Viterbi Faculty of Electrical Engineering, Technion
Synchronous detection for ultra-wide band communication systems operating at E-band carrier frequencies with high data rates
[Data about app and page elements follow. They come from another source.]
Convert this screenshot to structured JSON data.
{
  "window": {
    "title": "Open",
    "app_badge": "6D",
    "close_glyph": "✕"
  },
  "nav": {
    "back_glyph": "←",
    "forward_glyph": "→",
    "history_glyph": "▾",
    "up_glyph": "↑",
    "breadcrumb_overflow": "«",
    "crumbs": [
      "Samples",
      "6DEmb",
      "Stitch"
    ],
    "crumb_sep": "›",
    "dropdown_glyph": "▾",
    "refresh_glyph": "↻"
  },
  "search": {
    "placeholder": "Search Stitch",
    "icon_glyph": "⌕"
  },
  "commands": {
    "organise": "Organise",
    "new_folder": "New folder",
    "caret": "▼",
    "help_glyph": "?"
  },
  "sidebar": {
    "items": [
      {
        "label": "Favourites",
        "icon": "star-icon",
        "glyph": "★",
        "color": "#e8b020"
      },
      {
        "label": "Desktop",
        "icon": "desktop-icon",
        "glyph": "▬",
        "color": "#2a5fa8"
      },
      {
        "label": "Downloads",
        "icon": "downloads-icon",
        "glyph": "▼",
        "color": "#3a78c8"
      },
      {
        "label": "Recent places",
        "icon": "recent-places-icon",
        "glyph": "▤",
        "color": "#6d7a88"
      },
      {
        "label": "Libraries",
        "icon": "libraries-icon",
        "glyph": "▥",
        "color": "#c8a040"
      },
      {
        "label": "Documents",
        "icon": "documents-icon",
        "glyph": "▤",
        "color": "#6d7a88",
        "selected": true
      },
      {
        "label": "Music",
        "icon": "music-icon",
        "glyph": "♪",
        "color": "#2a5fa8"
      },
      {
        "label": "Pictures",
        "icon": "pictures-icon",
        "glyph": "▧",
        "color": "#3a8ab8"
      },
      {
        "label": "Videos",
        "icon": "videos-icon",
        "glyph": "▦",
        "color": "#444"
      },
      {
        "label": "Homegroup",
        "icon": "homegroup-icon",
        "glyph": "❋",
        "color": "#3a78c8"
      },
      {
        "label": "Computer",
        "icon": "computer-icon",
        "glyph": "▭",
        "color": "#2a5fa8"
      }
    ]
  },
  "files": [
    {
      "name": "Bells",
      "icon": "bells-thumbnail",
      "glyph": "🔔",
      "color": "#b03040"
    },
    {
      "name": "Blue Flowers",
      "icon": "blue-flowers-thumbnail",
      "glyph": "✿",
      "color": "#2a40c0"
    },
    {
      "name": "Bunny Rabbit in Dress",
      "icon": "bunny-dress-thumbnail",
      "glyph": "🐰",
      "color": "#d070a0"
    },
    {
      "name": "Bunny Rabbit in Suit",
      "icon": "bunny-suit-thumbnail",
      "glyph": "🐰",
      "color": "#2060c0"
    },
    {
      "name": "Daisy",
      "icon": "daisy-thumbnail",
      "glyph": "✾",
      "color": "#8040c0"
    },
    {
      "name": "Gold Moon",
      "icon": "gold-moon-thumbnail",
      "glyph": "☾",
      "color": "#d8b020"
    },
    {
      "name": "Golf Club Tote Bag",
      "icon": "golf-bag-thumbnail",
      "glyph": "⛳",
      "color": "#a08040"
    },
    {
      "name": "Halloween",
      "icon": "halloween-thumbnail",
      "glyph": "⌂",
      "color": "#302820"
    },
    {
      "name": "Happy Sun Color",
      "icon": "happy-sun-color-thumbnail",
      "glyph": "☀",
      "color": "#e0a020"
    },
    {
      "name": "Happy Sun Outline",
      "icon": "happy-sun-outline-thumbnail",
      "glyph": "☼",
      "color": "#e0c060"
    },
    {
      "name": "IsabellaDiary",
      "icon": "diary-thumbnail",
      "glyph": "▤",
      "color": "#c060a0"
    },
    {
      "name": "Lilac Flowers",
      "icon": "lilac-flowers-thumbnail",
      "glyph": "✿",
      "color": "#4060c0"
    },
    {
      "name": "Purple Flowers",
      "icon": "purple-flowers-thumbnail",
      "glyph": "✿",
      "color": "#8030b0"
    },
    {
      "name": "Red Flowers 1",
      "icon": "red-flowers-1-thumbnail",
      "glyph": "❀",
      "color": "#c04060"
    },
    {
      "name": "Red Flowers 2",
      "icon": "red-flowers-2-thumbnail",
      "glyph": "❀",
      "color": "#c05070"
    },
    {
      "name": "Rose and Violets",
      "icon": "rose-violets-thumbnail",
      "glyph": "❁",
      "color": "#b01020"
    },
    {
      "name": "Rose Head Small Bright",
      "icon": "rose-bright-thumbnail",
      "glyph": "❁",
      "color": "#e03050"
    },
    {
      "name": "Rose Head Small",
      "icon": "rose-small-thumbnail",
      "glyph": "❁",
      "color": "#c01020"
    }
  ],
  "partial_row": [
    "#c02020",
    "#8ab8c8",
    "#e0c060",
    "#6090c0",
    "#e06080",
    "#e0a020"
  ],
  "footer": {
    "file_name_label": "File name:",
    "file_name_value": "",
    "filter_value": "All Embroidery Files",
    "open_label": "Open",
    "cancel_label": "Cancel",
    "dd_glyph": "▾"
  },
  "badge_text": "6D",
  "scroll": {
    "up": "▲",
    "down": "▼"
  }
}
The demand for reliable high speed communication services has been increased with the fast development of modern communication techniques. These techniques support, complement and replace the existing wired solutions, handling ever increasing amounts of data. To enable a high data rate communication, the product of spectrum efficiency (in units of bits/sec/Hz) and channel bandwidth (in units of Hz) should be high enough. At microwave frequencies the available bandwidth is relatively low so the spectrum efficiency should be very high. This leads to complex and sophisticated circuitry and higher-order modulations, and hence in high power consumption and cost. A possible solution to relax the complexity of the circuitry and the digital processing effort is by decreasing the spectrum efficiency and increasing the bandwidth accordingly. Wireless communication systems that operate at frequencies of 71-86, 240 and 300 GHz can address this issue. However despite the dramatically decreased spectrum efficiency, the increasing high-speed data rates resulting from the wide bandwidth become a very challenging issue to process. Analog-to-digital converter and digital signal processor implementation is seen as a major limitation due to their high power consumption and cost. This can be addressed by performing a carrier phase and frequency synchronization of the received signal in the analog domain with relatively low additional hardware effort and power. In this research we present a modulation-independent carrier recovery technique. The technique uses a feed-forward controlled leakage transmission carrier, which is transmitted together with the modulated data. The integreated receiver, designed for BPSK modulation, was implemented in a SiGe 0.13um heterojunction bipolar transistor process by IHP. The receiver was tested with an E-band BPSK signal of 640 Mbps.
Supervisors: Prof. Ingmar Kallfass (University of Stuttgart), Prof. Dan Ritter (Technion).